*Work required*: The answer must repeat every record exactly, with no pictures in it.
+===+
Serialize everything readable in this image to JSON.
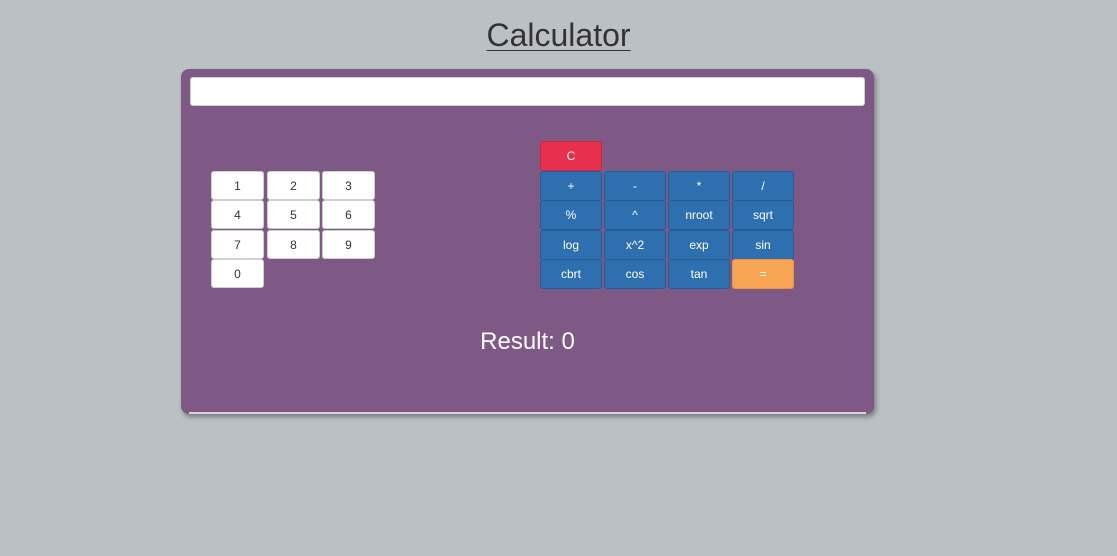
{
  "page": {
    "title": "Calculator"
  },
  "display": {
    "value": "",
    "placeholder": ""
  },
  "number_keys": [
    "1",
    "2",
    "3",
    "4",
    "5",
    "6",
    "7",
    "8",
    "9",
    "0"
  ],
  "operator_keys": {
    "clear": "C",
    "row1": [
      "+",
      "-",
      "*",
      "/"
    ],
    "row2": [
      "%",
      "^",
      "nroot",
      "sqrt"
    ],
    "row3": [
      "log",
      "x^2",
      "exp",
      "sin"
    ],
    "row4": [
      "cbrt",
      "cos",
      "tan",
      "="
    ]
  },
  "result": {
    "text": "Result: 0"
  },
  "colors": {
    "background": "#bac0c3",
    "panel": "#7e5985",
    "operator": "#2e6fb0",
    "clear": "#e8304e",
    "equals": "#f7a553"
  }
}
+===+
*Expected answer*:
Serialize everything readable in this image to JSON.
{
  "page": {
    "title": "Calculator"
  },
  "display": {
    "value": "",
    "placeholder": ""
  },
  "number_keys": [
    "1",
    "2",
    "3",
    "4",
    "5",
    "6",
    "7",
    "8",
    "9",
    "0"
  ],
  "operator_keys": {
    "clear": "C",
    "row1": [
      "+",
      "-",
      "*",
      "/"
    ],
    "row2": [
      "%",
      "^",
      "nroot",
      "sqrt"
    ],
    "row3": [
      "log",
      "x^2",
      "exp",
      "sin"
    ],
    "row4": [
      "cbrt",
      "cos",
      "tan",
      "="
    ]
  },
  "result": {
    "text": "Result: 0"
  },
  "colors": {
    "background": "#bac0c3",
    "panel": "#7e5985",
    "operator": "#2e6fb0",
    "clear": "#e8304e",
    "equals": "#f7a553"
  }
}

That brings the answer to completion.